- [What is needed]: Check each line below for "this" and report how many have it, nothing else.

- [Material shown]:
◇ ◇ ◇ ◇

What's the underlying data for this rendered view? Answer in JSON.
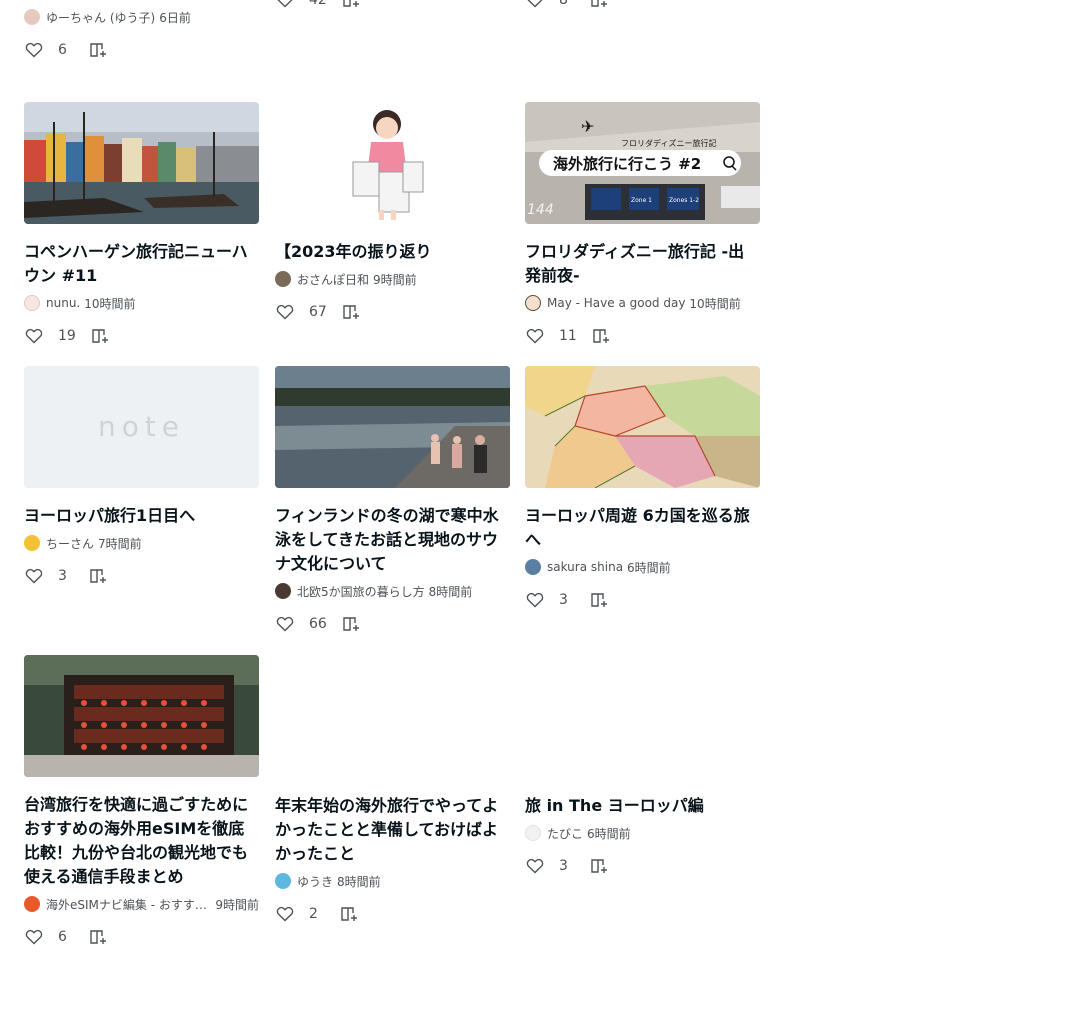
{
  "top_row": [
    {
      "author": "ゆーちゃん (ゆう子)",
      "time": "6日前",
      "likes": "6"
    },
    {
      "likes": "42"
    },
    {
      "likes": "8"
    }
  ],
  "cards": [
    {
      "title": "コペンハーゲン旅行記ニューハウン #11",
      "author": "nunu.",
      "time": "10時間前",
      "likes": "19"
    },
    {
      "title": "【2023年の振り返り",
      "author": "おさんぽ日和",
      "time": "9時間前",
      "likes": "67"
    },
    {
      "title": "フロリダディズニー旅行記 -出発前夜-",
      "author": "May - Have a good day",
      "time": "10時間前",
      "likes": "11"
    },
    {
      "title": "ヨーロッパ旅行1日目へ",
      "author": "ちーさん",
      "time": "7時間前",
      "likes": "3"
    },
    {
      "title": "フィンランドの冬の湖で寒中水泳をしてきたお話と現地のサウナ文化について",
      "author": "北欧5か国旅の暮らし方",
      "time": "8時間前",
      "likes": "66"
    },
    {
      "title": "ヨーロッパ周遊 6カ国を巡る旅へ",
      "author": "sakura shina",
      "time": "6時間前",
      "likes": "3"
    },
    {
      "title": "台湾旅行を快適に過ごすためにおすすめの海外用eSIMを徹底比較！九份や台北の観光地でも使える通信手段まとめ",
      "author": "海外eSIMナビ編集 - おすすめのeSIMを紹介するメディア",
      "time": "9時間前",
      "likes": "6"
    },
    {
      "title": "年末年始の海外旅行でやってよかったことと準備しておけばよかったこと",
      "author": "ゆうき",
      "time": "8時間前",
      "likes": "2"
    },
    {
      "title": "旅 in The ヨーロッパ編",
      "author": "たびこ",
      "time": "6時間前",
      "likes": "3"
    }
  ],
  "thumb_texts": {
    "placeholder_logo": "note",
    "florida_small": "フロリダディズニー旅行記",
    "florida_big": "海外旅行に行こう #2",
    "gate_number": "144",
    "board1": "Zone 1",
    "board2": "Zones 1-2"
  },
  "icons": {
    "like": "heart-icon",
    "save": "magazine-add-icon"
  },
  "colors": {
    "text": "#08131a",
    "sub": "#4d5257",
    "icon": "#4d5257"
  }
}
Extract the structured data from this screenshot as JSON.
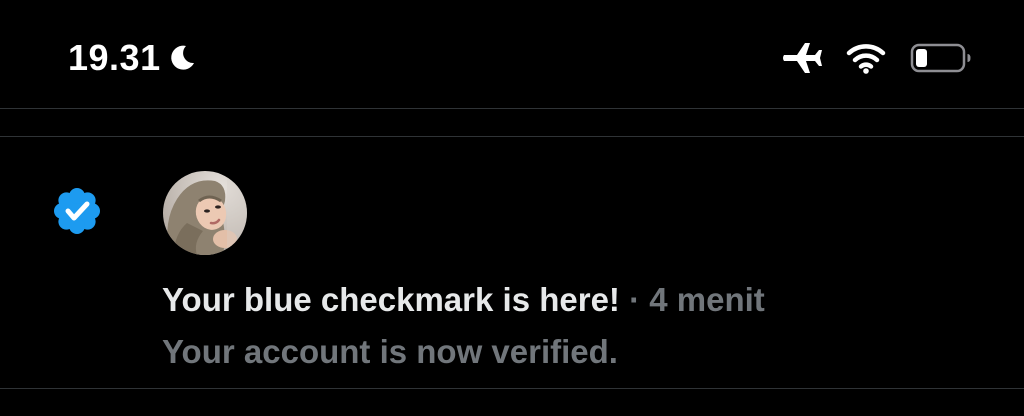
{
  "status_bar": {
    "time": "19.31",
    "icons": [
      "moon-icon",
      "airplane-mode-icon",
      "wifi-icon",
      "battery-icon"
    ],
    "battery_level": 0.25
  },
  "notification": {
    "icon": "verified-badge-icon",
    "title": "Your blue checkmark is here!",
    "separator": "·",
    "time": "4 menit",
    "body": "Your account is now verified."
  },
  "colors": {
    "background": "#000000",
    "primary_text": "#e7e9ea",
    "secondary_text": "#71767b",
    "divider": "#2f3336",
    "verified_blue": "#1d9bf0"
  }
}
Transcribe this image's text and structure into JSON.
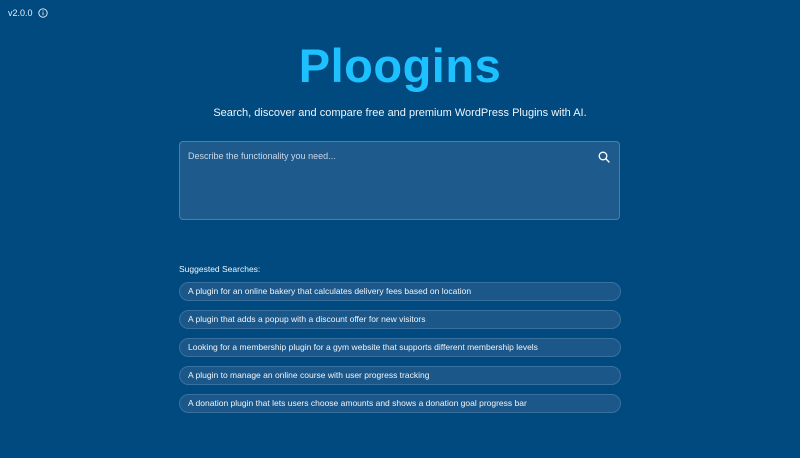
{
  "version": {
    "label": "v2.0.0",
    "icon": "info-icon"
  },
  "header": {
    "title": "Ploogins",
    "subtitle": "Search, discover and compare free and premium WordPress Plugins with AI."
  },
  "search": {
    "placeholder": "Describe the functionality you need...",
    "value": "",
    "icon": "search-icon"
  },
  "suggested": {
    "label": "Suggested Searches:",
    "items": [
      "A plugin for an online bakery that calculates delivery fees based on location",
      "A plugin that adds a popup with a discount offer for new visitors",
      "Looking for a membership plugin for a gym website that supports different membership levels",
      "A plugin to manage an online course with user progress tracking",
      "A donation plugin that lets users choose amounts and shows a donation goal progress bar"
    ]
  },
  "colors": {
    "background": "#004a80",
    "accent": "#1ec1ff",
    "search_bg": "#1f5a8d",
    "pill_bg": "#1c5789"
  }
}
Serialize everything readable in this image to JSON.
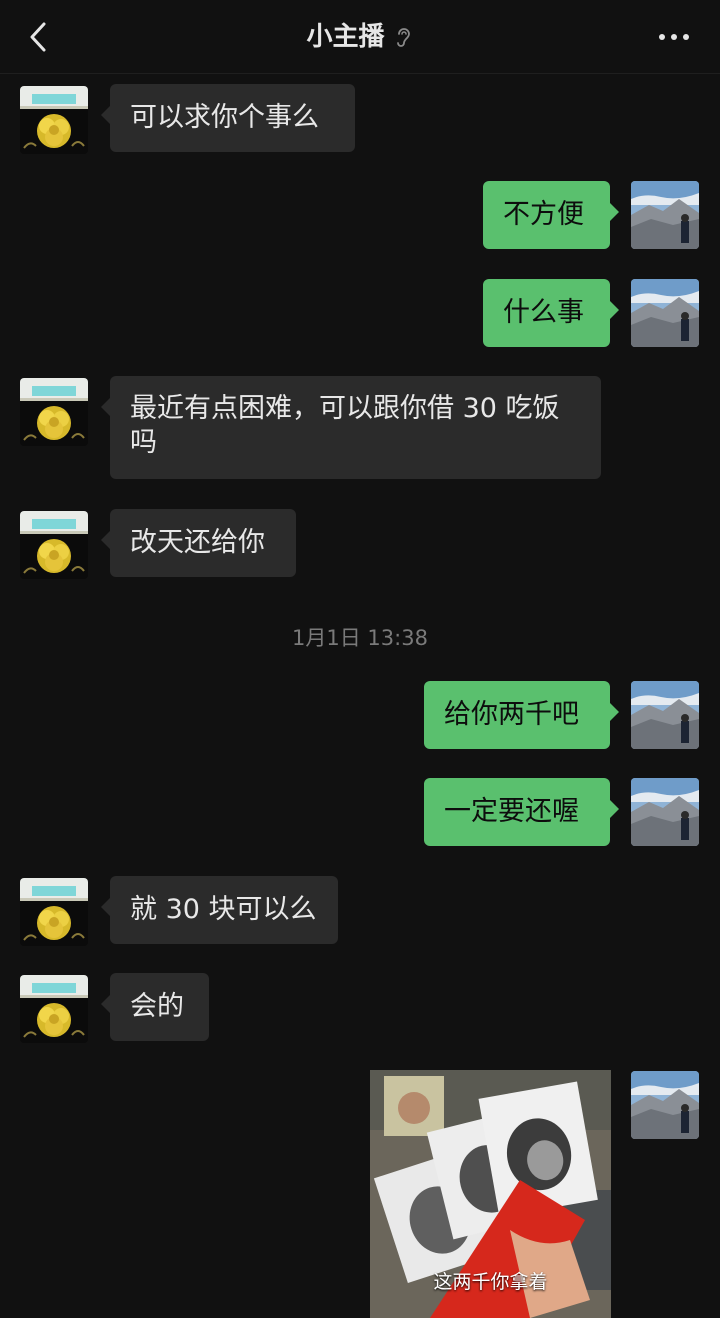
{
  "header": {
    "title": "小主播",
    "back_icon": "chevron-left-icon",
    "mute_icon": "mute-ear-icon",
    "more_icon": "ellipsis-icon"
  },
  "messages": [
    {
      "side": "in",
      "text": "可以求你个事么"
    },
    {
      "side": "out",
      "text": "不方便"
    },
    {
      "side": "out",
      "text": "什么事"
    },
    {
      "side": "in",
      "text": "最近有点困难，可以跟你借 30 吃饭吗"
    },
    {
      "side": "in",
      "text": "改天还给你"
    },
    {
      "side": "out",
      "text": "给你两千吧"
    },
    {
      "side": "out",
      "text": "一定要还喔"
    },
    {
      "side": "in",
      "text": "就 30 块可以么"
    },
    {
      "side": "in",
      "text": "会的"
    }
  ],
  "timestamp": "1月1日 13:38",
  "image_message": {
    "side": "out",
    "caption": "这两千你拿着"
  },
  "colors": {
    "background": "#111111",
    "incoming_bubble": "#2b2b2b",
    "outgoing_bubble": "#5ac06e"
  }
}
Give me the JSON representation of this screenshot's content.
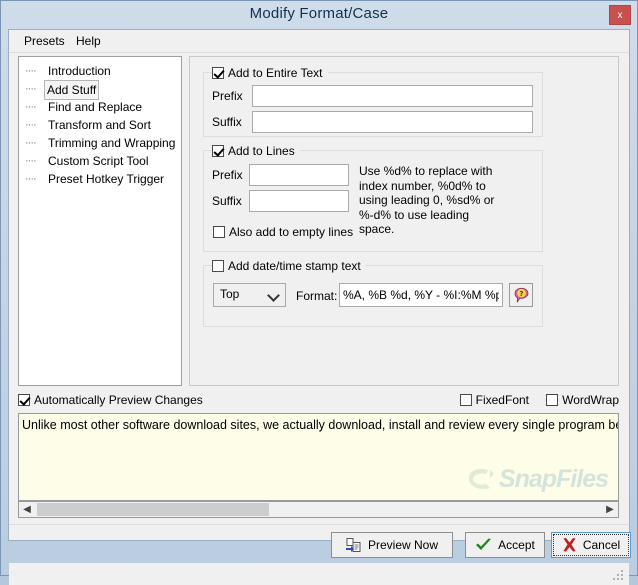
{
  "window": {
    "title": "Modify Format/Case",
    "close_label": "x"
  },
  "menu": {
    "items": [
      {
        "label": "Presets"
      },
      {
        "label": "Help"
      }
    ]
  },
  "sidebar": {
    "items": [
      {
        "label": "Introduction",
        "selected": false
      },
      {
        "label": "Add Stuff",
        "selected": true
      },
      {
        "label": "Find and Replace",
        "selected": false
      },
      {
        "label": "Transform and Sort",
        "selected": false
      },
      {
        "label": "Trimming and Wrapping",
        "selected": false
      },
      {
        "label": "Custom Script Tool",
        "selected": false
      },
      {
        "label": "Preset Hotkey Trigger",
        "selected": false
      }
    ]
  },
  "entire_text_group": {
    "title": "Add to Entire Text",
    "checked": true,
    "prefix_label": "Prefix",
    "prefix_value": "",
    "suffix_label": "Suffix",
    "suffix_value": ""
  },
  "lines_group": {
    "title": "Add to Lines",
    "checked": true,
    "prefix_label": "Prefix",
    "prefix_value": "",
    "suffix_label": "Suffix",
    "suffix_value": "",
    "hint": "Use %d% to replace with index number, %0d% to using leading 0, %sd% or %-d% to use leading space.",
    "empty_lines_label": "Also add to empty lines",
    "empty_lines_checked": false
  },
  "datestamp_group": {
    "title": "Add date/time stamp text",
    "checked": false,
    "position_value": "Top",
    "format_label": "Format:",
    "format_value": "%A, %B %d, %Y - %I:%M %p",
    "help_icon": "help-bubble-icon"
  },
  "preview_options": {
    "auto_preview_label": "Automatically Preview Changes",
    "auto_preview_checked": true,
    "fixed_font_label": "FixedFont",
    "fixed_font_checked": false,
    "word_wrap_label": "WordWrap",
    "word_wrap_checked": false
  },
  "preview": {
    "text": "Unlike most other software download sites, we actually download, install and review every single program before it is listed on the sit",
    "watermark": "SnapFiles",
    "scroll_left_icon": "chevron-left-icon",
    "scroll_right_icon": "chevron-right-icon"
  },
  "buttons": {
    "preview_now": "Preview Now",
    "preview_now_icon": "copy-to-document-icon",
    "accept": "Accept",
    "accept_icon": "green-check-icon",
    "cancel": "Cancel",
    "cancel_icon": "red-x-icon"
  },
  "colors": {
    "titlebar_top": "#cfdcea",
    "titlebar_bottom": "#bacde1",
    "close_red": "#c9504e",
    "panel_bg": "#f0f0f0",
    "preview_bg": "#fdfde8",
    "accent_focus": "#5b9bd5",
    "watermark": "#7fa8c4"
  }
}
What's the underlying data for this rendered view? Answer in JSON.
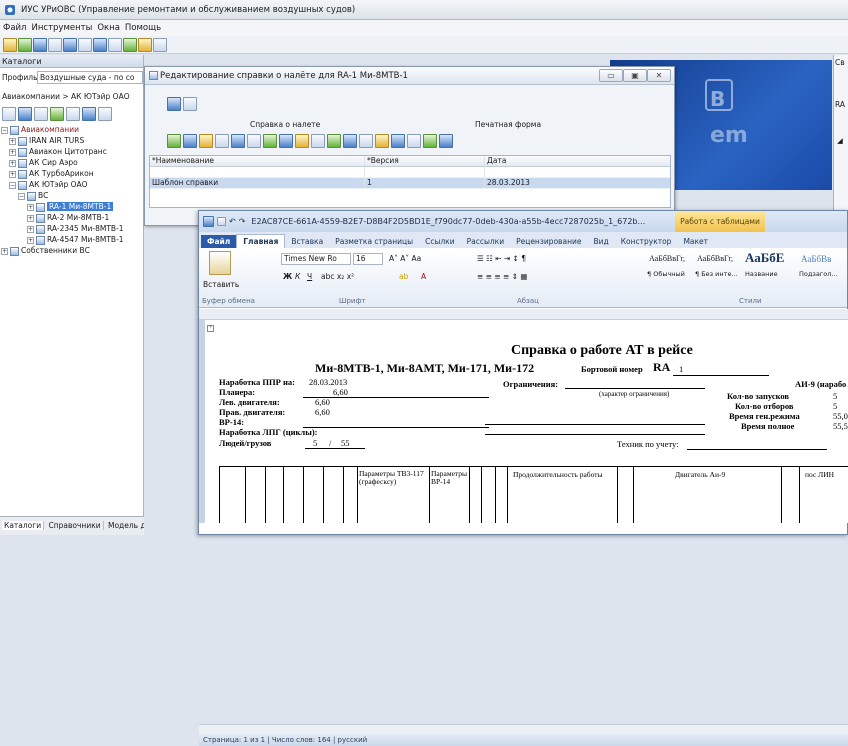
{
  "app": {
    "title": "ИУС УРиОВС (Управление ремонтами и обслуживанием воздушных судов)",
    "menu": [
      "Файл",
      "Инструменты",
      "Окна",
      "Помощь"
    ]
  },
  "left_panel": {
    "title": "Каталоги",
    "profile_label": "Профиль:",
    "profile_value": "Воздушные суда - по со",
    "breadcrumb": [
      "Авиакомпании",
      ">",
      "АК ЮТэйр ОАО"
    ],
    "tree": [
      "Авиакомпании",
      "IRAN AIR TURS",
      "Авиакон Цитотранс",
      "АК Сир Аэро",
      "АК ТурбоАрикон",
      "АК ЮТэйр ОАО",
      "ВС",
      "RA-1 Ми-8МТВ-1",
      "RA-2 Ми-8МТВ-1",
      "RA-2345 Ми-8МТВ-1",
      "RA-4547 Ми-8МТВ-1",
      "Собственники ВС"
    ],
    "bottom_tabs": [
      "Каталоги",
      "Справочники",
      "Модель да"
    ]
  },
  "right_panel": {
    "title": "Св",
    "items": [
      "RA"
    ]
  },
  "dialog": {
    "title": "Редактирование справки о налёте для RA-1 Ми-8МТВ-1",
    "section_left": "Справка о налете",
    "section_right": "Печатная форма",
    "columns": [
      "*Наименование",
      "*Версия",
      "Дата"
    ],
    "rows": [
      [
        "",
        "",
        ""
      ],
      [
        "Шаблон справки",
        "1",
        "28.03.2013"
      ]
    ],
    "win_buttons": [
      "▭",
      "▣",
      "✕"
    ]
  },
  "word": {
    "doc_title": "E2AC87CE-661A-4559-B2E7-D8B4F2D5BD1E_f790dc77-0deb-430a-a55b-4ecc7287025b_1_672b...",
    "context_tab": "Работа с таблицами",
    "tabs": [
      "Файл",
      "Главная",
      "Вставка",
      "Разметка страницы",
      "Ссылки",
      "Рассылки",
      "Рецензирование",
      "Вид",
      "Конструктор",
      "Макет"
    ],
    "font_name": "Times New Ro",
    "font_size": "16",
    "paste_label": "Вставить",
    "groups": [
      "Буфер обмена",
      "Шрифт",
      "Абзац",
      "Стили"
    ],
    "styles": [
      {
        "sample": "АаБбВвГг,",
        "name": "¶ Обычный"
      },
      {
        "sample": "АаБбВвГг,",
        "name": "¶ Без инте..."
      },
      {
        "sample": "АаБбЕ",
        "name": "Название"
      },
      {
        "sample": "АаБбВв",
        "name": "Подзагол..."
      }
    ],
    "status": "Страница: 1 из 1   |   Число слов: 164   |   русский"
  },
  "doc": {
    "heading": "Справка о работе АТ в рейсе",
    "aircraft": "Ми-8МТВ-1, Ми-8АМТ, Ми-171, Ми-172",
    "board_label": "Бортовой номер",
    "board_value": "RA",
    "board_num": "1",
    "ppr_label": "Наработка ППР на:",
    "ppr_date": "28.03.2013",
    "glider_label": "Планера:",
    "glider_val": "6,60",
    "left_eng_label": "Лев. двигателя:",
    "left_eng_val": "6,60",
    "right_eng_label": "Прав. двигателя:",
    "right_eng_val": "6,60",
    "vr_label": "ВР-14:",
    "lpg_label": "Наработка ЛПГ (циклы):",
    "people_label": "Людей/грузов",
    "people_val": "5",
    "cargo_val": "55",
    "limits_label": "Ограничения:",
    "limits_hint": "(характер ограничения)",
    "ai9": "АИ-9 (нарабо",
    "starts_label": "Кол-во запусков",
    "starts_val": "5",
    "bleeds_label": "Кол-во отборов",
    "bleeds_val": "5",
    "gen_label": "Время ген.режима",
    "gen_val": "55,0",
    "full_label": "Время полное",
    "full_val": "55,5",
    "tech_label": "Техник по учету:",
    "table_headers": [
      "Параметры ТВ3-117 (графесксу)",
      "Параметры ВР-14",
      "Продолжительность работы",
      "Двигатель Аи-9",
      "пос ЛИН"
    ]
  }
}
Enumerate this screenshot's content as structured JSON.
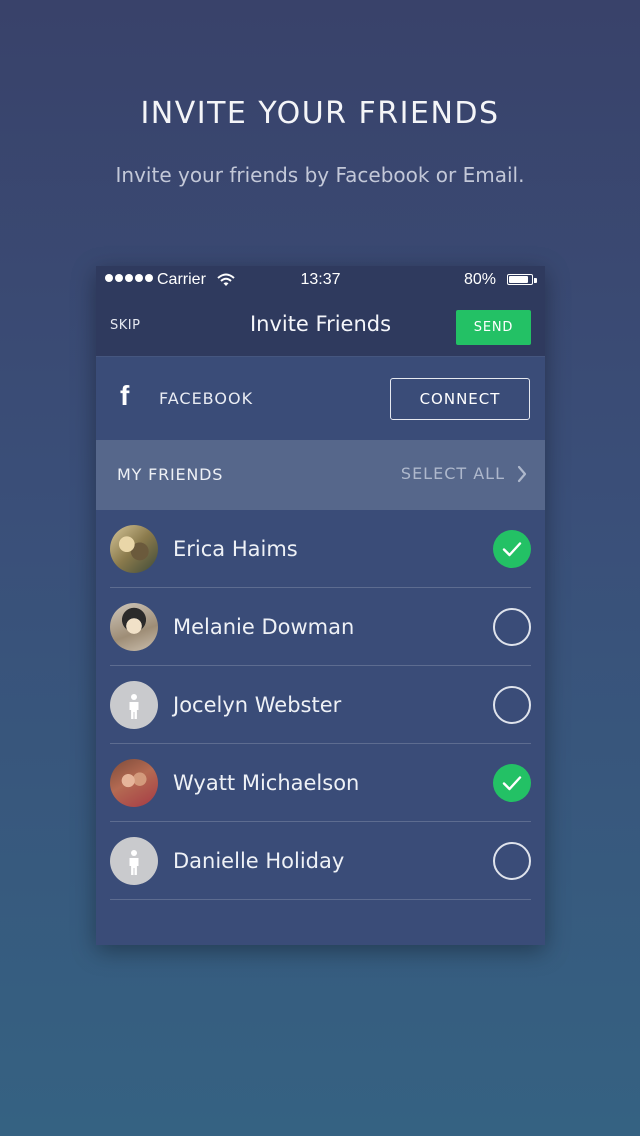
{
  "hero": {
    "title": "INVITE YOUR FRIENDS",
    "subtitle": "Invite your friends by Facebook or Email."
  },
  "status_bar": {
    "carrier": "Carrier",
    "time": "13:37",
    "battery_percent": "80%",
    "battery_level": 0.8,
    "signal_dots": 5
  },
  "nav": {
    "skip_label": "SKIP",
    "title": "Invite Friends",
    "send_label": "SEND"
  },
  "facebook": {
    "label": "FACEBOOK",
    "connect_label": "CONNECT"
  },
  "friends_header": {
    "title": "MY FRIENDS",
    "select_all_label": "SELECT ALL"
  },
  "friends": [
    {
      "name": "Erica Haims",
      "selected": true,
      "avatar": "photo"
    },
    {
      "name": "Melanie Dowman",
      "selected": false,
      "avatar": "photo"
    },
    {
      "name": "Jocelyn Webster",
      "selected": false,
      "avatar": "placeholder"
    },
    {
      "name": "Wyatt Michaelson",
      "selected": true,
      "avatar": "photo"
    },
    {
      "name": "Danielle Holiday",
      "selected": false,
      "avatar": "placeholder"
    }
  ],
  "colors": {
    "accent_green": "#23c165",
    "nav_background": "#2f3a5e",
    "section_header": "#56678b"
  },
  "icons": {
    "facebook": "facebook-icon",
    "chevron": "chevron-right-icon",
    "check": "checkmark-icon",
    "wifi": "wifi-icon",
    "battery": "battery-icon",
    "person": "person-icon"
  }
}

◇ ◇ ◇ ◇

- [Your response]: 7